Disclaimer: I was invited to sample The Man Behind the Curtain’s Degustation menu free of charge in exchange for an honest, unbiased review on The Culture Vulture (where this post originally featured).
I’m staring at my plate. Not eating, just staring. My partner has given up waiting for me, devouring the dish on his plate with a symphony of satisfied noises that are slowly weakening my resolve. I want to join him; I’m dying to join him, but not yet. I need to relish this moment for just a little bit longer.
Seconds before, the dish on this plate was just a string of enigmatic words. “PEA,” the menu read. “Hot and cold.” The chef arrived, clutching a trio of silver pots, a steaming silver jug and a frosted glass dish. It began simply; a lime green quenelle perched on the glass dish, adorned with a sprinkle of crispy onions and a few delicate leaves. Then it happened. I watched as my plate became a canvas, daubed with layers of colour by our chef-turned-expressionist artist. A splash of green, followed by swirls of purple, orange and crimson. It was extraordinary. The chef stood back, admired his masterpiece, then returned to the kitchen; his pointed silver heels clicking as he walked.
I think I’m ready. I take my spoon and reluctantly disturb the painting, scooping up each of the layers. I put the spoon in my mouth. And I start laughing. I can’t help it; it’s genius.

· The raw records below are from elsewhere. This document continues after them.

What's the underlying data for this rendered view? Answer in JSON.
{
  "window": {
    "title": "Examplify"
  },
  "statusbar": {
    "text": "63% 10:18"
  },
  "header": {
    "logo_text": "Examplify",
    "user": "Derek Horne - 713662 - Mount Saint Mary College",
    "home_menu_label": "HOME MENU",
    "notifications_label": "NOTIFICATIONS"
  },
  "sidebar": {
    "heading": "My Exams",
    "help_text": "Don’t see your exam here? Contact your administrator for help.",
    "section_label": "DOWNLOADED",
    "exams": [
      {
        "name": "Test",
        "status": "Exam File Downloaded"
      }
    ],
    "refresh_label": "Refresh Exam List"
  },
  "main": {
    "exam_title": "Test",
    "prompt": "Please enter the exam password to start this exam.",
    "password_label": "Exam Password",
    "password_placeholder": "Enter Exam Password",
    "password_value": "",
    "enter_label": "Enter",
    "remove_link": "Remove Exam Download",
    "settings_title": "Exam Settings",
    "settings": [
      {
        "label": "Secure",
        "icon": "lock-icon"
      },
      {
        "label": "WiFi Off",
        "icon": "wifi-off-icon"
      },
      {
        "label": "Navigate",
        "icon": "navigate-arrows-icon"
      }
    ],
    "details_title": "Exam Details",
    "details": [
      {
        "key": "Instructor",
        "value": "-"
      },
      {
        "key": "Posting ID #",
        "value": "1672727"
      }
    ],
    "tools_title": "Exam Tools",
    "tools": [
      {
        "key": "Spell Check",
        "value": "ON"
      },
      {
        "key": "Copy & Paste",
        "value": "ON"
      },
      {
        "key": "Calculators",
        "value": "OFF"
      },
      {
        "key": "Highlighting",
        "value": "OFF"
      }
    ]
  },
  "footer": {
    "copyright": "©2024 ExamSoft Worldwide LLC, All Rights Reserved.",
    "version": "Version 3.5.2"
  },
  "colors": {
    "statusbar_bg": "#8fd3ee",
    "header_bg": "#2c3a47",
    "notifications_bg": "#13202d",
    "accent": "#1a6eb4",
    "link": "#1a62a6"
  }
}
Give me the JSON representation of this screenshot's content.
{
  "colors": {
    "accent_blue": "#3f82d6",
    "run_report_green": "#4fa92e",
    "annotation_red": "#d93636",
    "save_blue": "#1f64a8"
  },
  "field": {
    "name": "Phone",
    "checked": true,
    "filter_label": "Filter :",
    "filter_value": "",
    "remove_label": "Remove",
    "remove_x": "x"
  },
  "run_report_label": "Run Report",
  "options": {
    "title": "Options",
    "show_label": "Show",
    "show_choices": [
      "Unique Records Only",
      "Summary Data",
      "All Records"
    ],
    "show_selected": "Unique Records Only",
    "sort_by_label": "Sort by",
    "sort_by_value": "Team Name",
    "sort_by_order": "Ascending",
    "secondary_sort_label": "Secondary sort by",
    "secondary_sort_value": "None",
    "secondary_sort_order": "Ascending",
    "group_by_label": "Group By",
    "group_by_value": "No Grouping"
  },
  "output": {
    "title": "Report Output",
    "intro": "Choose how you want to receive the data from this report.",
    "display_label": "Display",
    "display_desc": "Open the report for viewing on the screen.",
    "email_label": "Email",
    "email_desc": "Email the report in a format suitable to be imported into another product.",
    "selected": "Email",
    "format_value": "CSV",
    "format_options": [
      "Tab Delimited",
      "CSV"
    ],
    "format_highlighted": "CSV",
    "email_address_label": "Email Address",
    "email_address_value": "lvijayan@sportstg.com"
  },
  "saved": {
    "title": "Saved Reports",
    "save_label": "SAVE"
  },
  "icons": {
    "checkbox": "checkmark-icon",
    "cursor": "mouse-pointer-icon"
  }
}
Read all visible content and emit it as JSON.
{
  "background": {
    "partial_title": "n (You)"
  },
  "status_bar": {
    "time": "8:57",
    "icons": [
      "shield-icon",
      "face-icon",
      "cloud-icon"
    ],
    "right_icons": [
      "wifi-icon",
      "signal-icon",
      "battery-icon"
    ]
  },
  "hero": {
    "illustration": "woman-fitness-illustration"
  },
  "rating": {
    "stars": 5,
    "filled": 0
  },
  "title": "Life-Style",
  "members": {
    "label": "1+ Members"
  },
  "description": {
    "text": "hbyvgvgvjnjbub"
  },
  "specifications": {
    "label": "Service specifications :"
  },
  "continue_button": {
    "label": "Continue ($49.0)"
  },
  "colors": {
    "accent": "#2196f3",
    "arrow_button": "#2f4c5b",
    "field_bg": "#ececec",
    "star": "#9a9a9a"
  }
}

Mirroring the expressionist flair with which the chef created the dish in front of me, the flavours of each layer surge in colourful waves around my mouth. There’s the sweet creaminess of the ice cream, the tangy crunch of the crispy onions, the rich intensity of the pea soup. I take another slurp and the flavours intensify, seasoned by notes of bitterness and sweetness from the beetroot, carrot and red cabbage foams. I don’t want this dish to end. It’s a masterpiece. A Michael O’Hare masterpiece.